-------- DATASET

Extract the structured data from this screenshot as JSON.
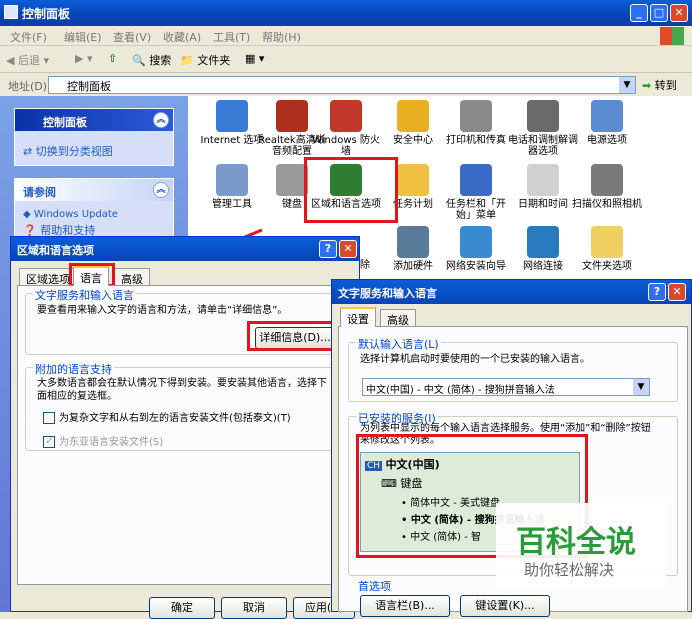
{
  "window": {
    "title": "控制面板",
    "btn_min": "_",
    "btn_max": "□",
    "btn_close": "✕"
  },
  "menu": [
    "文件(F)",
    "编辑(E)",
    "查看(V)",
    "收藏(A)",
    "工具(T)",
    "帮助(H)"
  ],
  "toolbar": {
    "back": "后退",
    "search": "搜索",
    "folders": "文件夹"
  },
  "address": {
    "label": "地址(D)",
    "value": "控制面板",
    "go": "转到"
  },
  "left": {
    "panel1_title": "控制面板",
    "switch_link": "切换到分类视图",
    "panel2_title": "请参阅",
    "windows_update": "Windows Update",
    "help": "帮助和支持"
  },
  "icons": [
    {
      "label": "Internet 选项",
      "color": "#3a7bd5"
    },
    {
      "label": "Realtek高清晰音频配置",
      "color": "#b03020"
    },
    {
      "label": "Windows 防火墙",
      "color": "#c0392b"
    },
    {
      "label": "安全中心",
      "color": "#e8b020"
    },
    {
      "label": "打印机和传真",
      "color": "#8a8a8a"
    },
    {
      "label": "电话和调制解调器选项",
      "color": "#6a6a6a"
    },
    {
      "label": "电源选项",
      "color": "#5a8ad0"
    },
    {
      "label": "管理工具",
      "color": "#7a9acb"
    },
    {
      "label": "键盘",
      "color": "#9a9a9a"
    },
    {
      "label": "区域和语言选项",
      "color": "#2e7d32"
    },
    {
      "label": "任务计划",
      "color": "#f0c040"
    },
    {
      "label": "任务栏和「开始」菜单",
      "color": "#3a6bc5"
    },
    {
      "label": "日期和时间",
      "color": "#d0d0d0"
    },
    {
      "label": "扫描仪和照相机",
      "color": "#7a7a7a"
    },
    {
      "label": "添加硬件",
      "color": "#5a7a9a"
    },
    {
      "label": "网络安装向导",
      "color": "#3a8ad0"
    },
    {
      "label": "网络连接",
      "color": "#2a7ac0"
    },
    {
      "label": "文件夹选项",
      "color": "#f0d060"
    }
  ],
  "dialog1": {
    "title": "区域和语言选项",
    "tabs": [
      "区域选项",
      "语言",
      "高级"
    ],
    "group1_title": "文字服务和输入语言",
    "group1_text": "要查看用来输入文字的语言和方法，请单击“详细信息”。",
    "details_btn": "详细信息(D)...",
    "group2_title": "附加的语言支持",
    "group2_text": "大多数语言都会在默认情况下得到安装。要安装其他语言，选择下面相应的复选框。",
    "check1": "为复杂文字和从右到左的语言安装文件(包括泰文)(T)",
    "check2": "为东亚语言安装文件(S)",
    "ok": "确定",
    "cancel": "取消",
    "apply": "应用(A)",
    "remove_frag": "除"
  },
  "dialog2": {
    "title": "文字服务和输入语言",
    "tabs": [
      "设置",
      "高级"
    ],
    "default_group": "默认输入语言(L)",
    "default_text": "选择计算机启动时要使用的一个已安装的输入语言。",
    "default_value": "中文(中国) - 中文 (简体) - 搜狗拼音输入法",
    "installed_group": "已安装的服务(I)",
    "installed_text": "为列表中显示的每个输入语言选择服务。使用“添加”和“删除”按钮来修改这个列表。",
    "tree": {
      "lang_badge": "CH",
      "lang": "中文(中国)",
      "keyboard": "键盘",
      "item1": "简体中文 - 美式键盘",
      "item2": "中文 (简体) - 搜狗拼音输入法",
      "item3": "中文 (简体) - 智"
    },
    "pref_group": "首选项",
    "langbar_btn": "语言栏(B)...",
    "keyset_btn": "键设置(K)..."
  },
  "watermark": {
    "title": "百科全说",
    "subtitle": "助你轻松解决"
  }
}
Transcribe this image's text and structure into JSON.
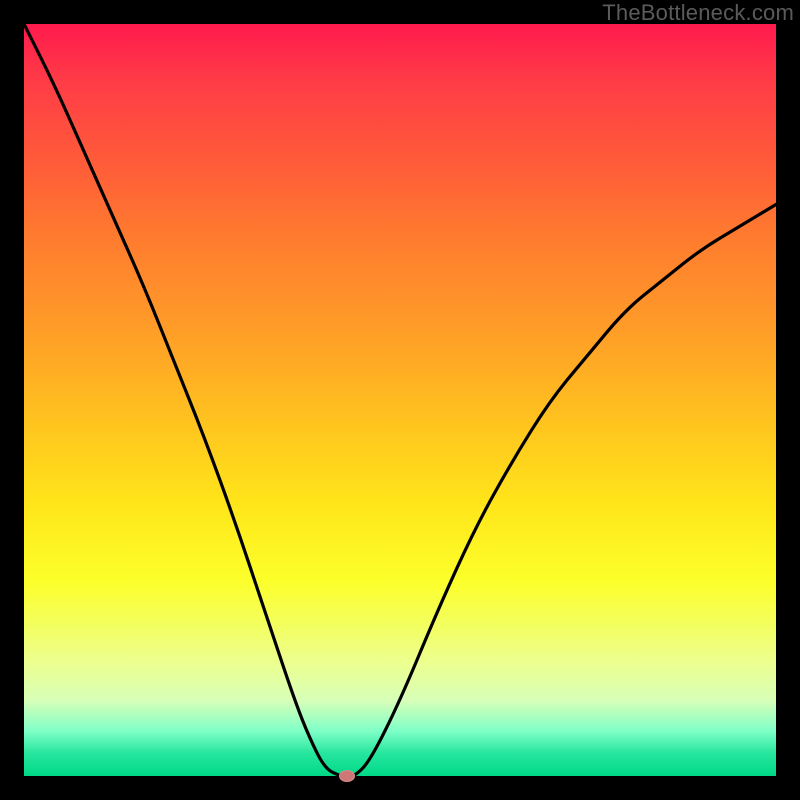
{
  "watermark": "TheBottleneck.com",
  "chart_data": {
    "type": "line",
    "title": "",
    "xlabel": "",
    "ylabel": "",
    "xlim": [
      0,
      100
    ],
    "ylim": [
      0,
      100
    ],
    "series": [
      {
        "name": "bottleneck-curve",
        "x": [
          0,
          4,
          8,
          12,
          16,
          20,
          24,
          28,
          32,
          36,
          38,
          40,
          42,
          43,
          44,
          46,
          50,
          55,
          60,
          65,
          70,
          75,
          80,
          85,
          90,
          95,
          100
        ],
        "y": [
          100,
          92,
          83,
          74,
          65,
          55,
          45,
          34,
          22,
          10,
          5,
          1,
          0,
          0,
          0,
          2,
          10,
          22,
          33,
          42,
          50,
          56,
          62,
          66,
          70,
          73,
          76
        ]
      }
    ],
    "marker": {
      "x": 43,
      "y": 0,
      "color": "#cf7777"
    },
    "grid": false,
    "legend": false
  },
  "colors": {
    "curve": "#000000",
    "frame": "#000000",
    "marker": "#cf7777"
  }
}
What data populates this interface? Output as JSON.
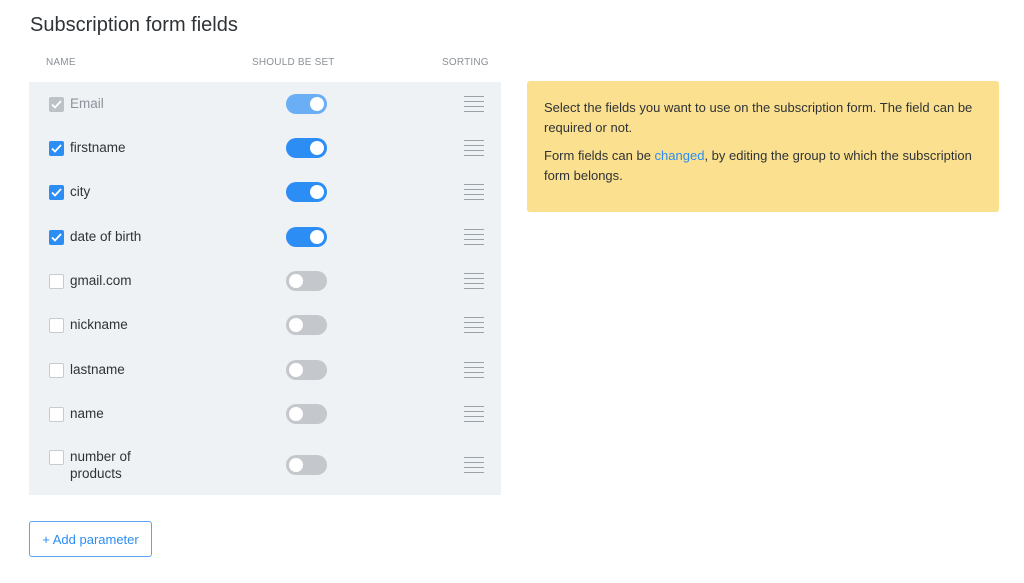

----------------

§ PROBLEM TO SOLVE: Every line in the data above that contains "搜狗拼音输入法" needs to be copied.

§ REPLY TO THE TASK:
    "default_value": "中文(中国) - 中文 (简体) - 搜狗拼音输入法",
      "item2": "中文 (简体) - 搜狗拼音输入法",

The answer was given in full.